[Dataset rows describing interfaces]
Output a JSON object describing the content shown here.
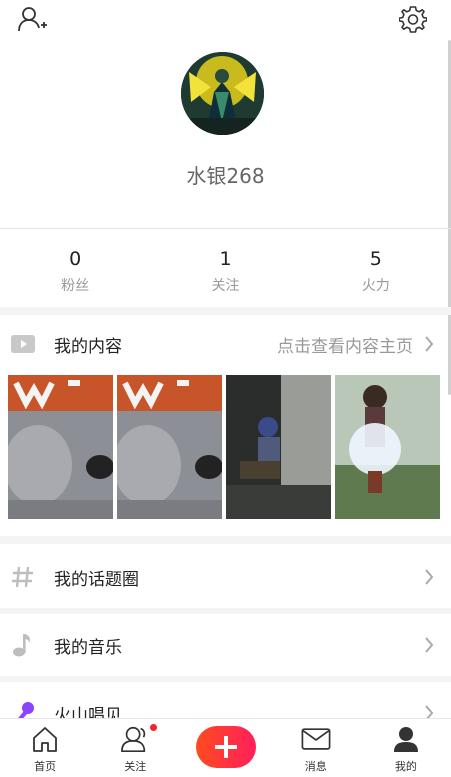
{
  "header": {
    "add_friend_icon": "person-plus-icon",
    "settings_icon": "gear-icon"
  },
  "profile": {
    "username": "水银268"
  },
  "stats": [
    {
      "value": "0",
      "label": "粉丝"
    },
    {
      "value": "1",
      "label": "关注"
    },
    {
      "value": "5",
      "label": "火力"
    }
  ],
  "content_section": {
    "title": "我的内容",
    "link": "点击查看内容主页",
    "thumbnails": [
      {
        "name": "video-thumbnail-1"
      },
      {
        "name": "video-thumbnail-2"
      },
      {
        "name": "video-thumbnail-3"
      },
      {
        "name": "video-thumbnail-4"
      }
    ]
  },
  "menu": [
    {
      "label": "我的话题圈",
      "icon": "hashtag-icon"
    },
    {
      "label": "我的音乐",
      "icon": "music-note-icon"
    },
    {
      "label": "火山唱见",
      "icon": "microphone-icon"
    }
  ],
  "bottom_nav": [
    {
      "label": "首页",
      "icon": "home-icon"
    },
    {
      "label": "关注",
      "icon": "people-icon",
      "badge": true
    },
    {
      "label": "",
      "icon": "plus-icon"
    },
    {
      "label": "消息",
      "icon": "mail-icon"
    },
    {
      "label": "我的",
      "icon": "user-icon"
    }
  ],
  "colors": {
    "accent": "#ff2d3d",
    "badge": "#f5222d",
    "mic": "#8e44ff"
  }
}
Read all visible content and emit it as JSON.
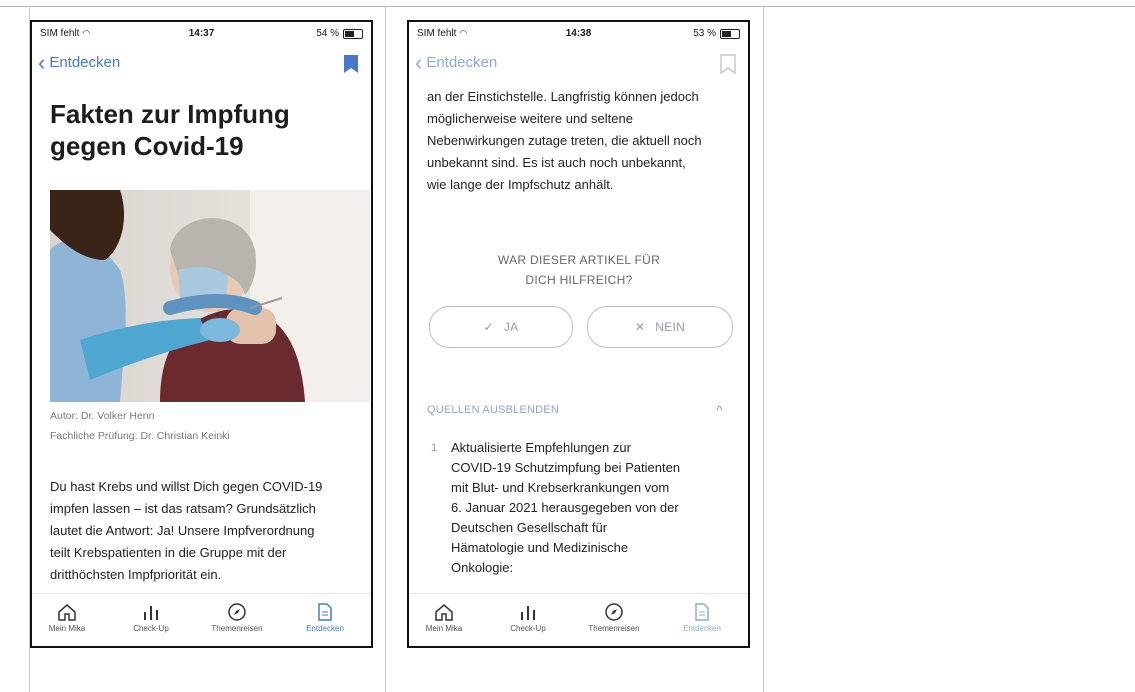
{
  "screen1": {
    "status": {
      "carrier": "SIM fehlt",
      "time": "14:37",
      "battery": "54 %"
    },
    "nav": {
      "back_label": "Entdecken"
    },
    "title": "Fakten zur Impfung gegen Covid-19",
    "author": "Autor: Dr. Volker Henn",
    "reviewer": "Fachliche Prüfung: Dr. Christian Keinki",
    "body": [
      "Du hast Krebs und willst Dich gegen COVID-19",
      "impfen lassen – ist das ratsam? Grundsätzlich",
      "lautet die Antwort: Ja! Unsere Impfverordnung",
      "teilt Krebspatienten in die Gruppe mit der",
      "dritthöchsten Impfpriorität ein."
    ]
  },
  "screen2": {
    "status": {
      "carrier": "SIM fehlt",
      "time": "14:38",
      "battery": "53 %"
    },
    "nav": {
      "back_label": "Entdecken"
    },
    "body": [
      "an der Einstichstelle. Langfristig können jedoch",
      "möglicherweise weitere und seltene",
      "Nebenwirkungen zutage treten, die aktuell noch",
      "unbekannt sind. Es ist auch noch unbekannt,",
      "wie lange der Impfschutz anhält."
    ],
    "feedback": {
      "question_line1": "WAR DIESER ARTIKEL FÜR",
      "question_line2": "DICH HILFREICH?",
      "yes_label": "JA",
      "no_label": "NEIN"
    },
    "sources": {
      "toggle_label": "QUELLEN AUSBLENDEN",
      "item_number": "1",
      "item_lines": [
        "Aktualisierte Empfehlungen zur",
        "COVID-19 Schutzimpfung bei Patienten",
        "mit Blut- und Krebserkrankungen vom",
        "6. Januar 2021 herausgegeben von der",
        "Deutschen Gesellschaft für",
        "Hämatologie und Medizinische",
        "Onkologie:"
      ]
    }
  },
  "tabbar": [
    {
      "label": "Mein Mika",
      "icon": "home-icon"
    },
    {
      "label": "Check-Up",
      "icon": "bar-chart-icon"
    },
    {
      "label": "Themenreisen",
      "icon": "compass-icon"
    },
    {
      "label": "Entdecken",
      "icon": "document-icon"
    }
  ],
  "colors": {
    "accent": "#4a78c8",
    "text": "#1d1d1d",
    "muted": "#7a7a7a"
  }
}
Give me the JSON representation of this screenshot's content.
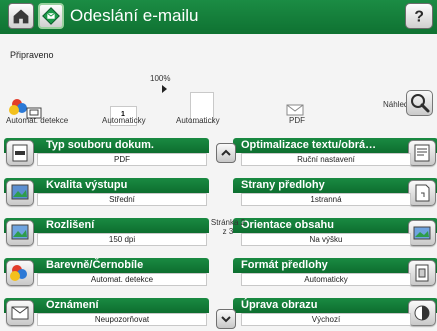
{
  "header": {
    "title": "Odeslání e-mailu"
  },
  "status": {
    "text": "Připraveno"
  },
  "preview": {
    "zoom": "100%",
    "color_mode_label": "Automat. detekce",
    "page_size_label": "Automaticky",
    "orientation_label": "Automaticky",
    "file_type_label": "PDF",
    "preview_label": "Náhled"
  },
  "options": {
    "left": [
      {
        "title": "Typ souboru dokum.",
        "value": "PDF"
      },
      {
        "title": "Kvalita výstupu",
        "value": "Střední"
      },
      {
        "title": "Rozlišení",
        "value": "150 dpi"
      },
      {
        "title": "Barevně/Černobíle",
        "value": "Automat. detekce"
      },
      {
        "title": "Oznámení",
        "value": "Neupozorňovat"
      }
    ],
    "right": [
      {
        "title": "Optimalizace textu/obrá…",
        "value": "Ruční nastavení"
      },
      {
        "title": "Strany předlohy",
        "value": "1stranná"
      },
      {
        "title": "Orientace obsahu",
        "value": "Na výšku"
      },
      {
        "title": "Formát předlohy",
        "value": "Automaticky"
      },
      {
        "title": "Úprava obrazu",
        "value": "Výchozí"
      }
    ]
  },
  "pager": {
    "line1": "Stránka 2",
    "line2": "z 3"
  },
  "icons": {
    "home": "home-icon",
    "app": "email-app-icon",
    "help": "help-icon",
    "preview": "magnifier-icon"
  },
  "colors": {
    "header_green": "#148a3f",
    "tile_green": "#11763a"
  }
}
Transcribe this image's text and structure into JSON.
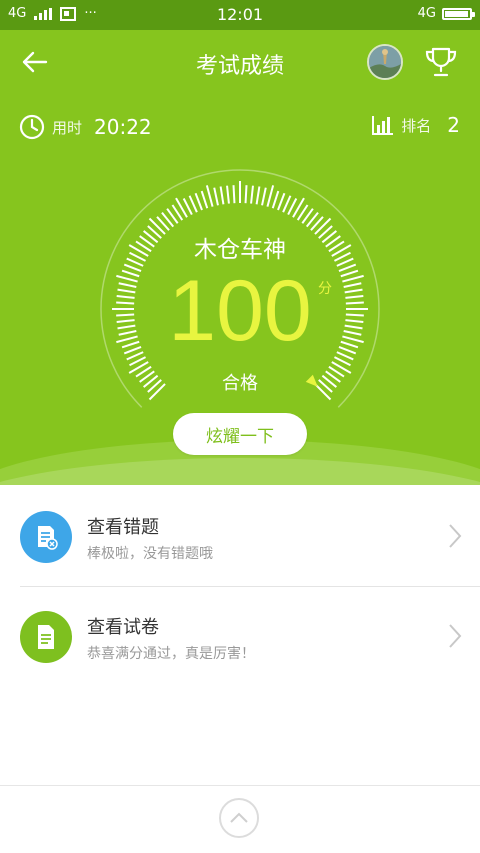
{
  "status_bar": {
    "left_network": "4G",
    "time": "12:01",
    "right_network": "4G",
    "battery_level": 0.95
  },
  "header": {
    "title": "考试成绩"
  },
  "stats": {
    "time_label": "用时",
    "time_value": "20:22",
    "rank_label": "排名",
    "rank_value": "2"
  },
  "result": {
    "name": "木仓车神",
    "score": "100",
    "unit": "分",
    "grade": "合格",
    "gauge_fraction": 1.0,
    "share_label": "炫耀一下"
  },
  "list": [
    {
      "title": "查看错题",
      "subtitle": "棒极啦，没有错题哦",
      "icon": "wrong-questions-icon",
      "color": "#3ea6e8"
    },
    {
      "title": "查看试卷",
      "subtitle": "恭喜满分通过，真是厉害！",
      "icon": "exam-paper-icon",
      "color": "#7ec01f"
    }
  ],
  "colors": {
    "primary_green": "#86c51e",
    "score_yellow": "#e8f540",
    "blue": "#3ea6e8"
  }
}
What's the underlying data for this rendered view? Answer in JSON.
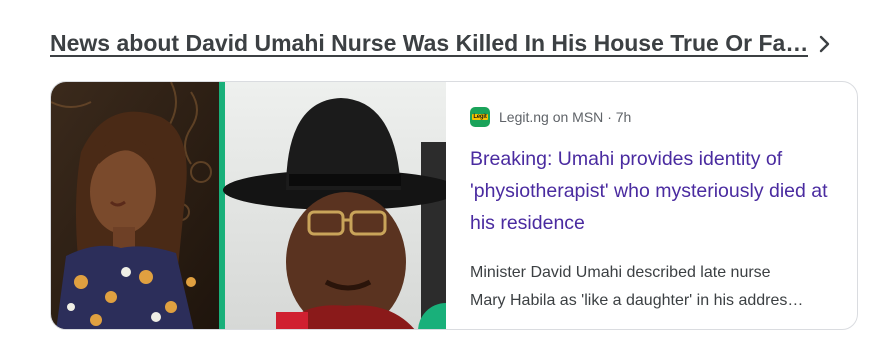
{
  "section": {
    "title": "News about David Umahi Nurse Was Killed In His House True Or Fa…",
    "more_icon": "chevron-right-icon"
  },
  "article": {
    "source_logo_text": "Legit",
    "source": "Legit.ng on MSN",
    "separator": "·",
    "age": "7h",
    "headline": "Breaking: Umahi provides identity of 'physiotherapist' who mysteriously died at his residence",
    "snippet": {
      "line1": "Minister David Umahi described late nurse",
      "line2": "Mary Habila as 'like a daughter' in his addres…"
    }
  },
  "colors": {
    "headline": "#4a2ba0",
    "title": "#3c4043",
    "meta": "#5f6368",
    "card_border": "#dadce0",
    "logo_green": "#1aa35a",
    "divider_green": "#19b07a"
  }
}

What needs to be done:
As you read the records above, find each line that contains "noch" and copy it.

Exercise response:
      "Nebenwirkungen zutage treten, die aktuell noch",
      "unbekannt sind. Es ist auch noch unbekannt,",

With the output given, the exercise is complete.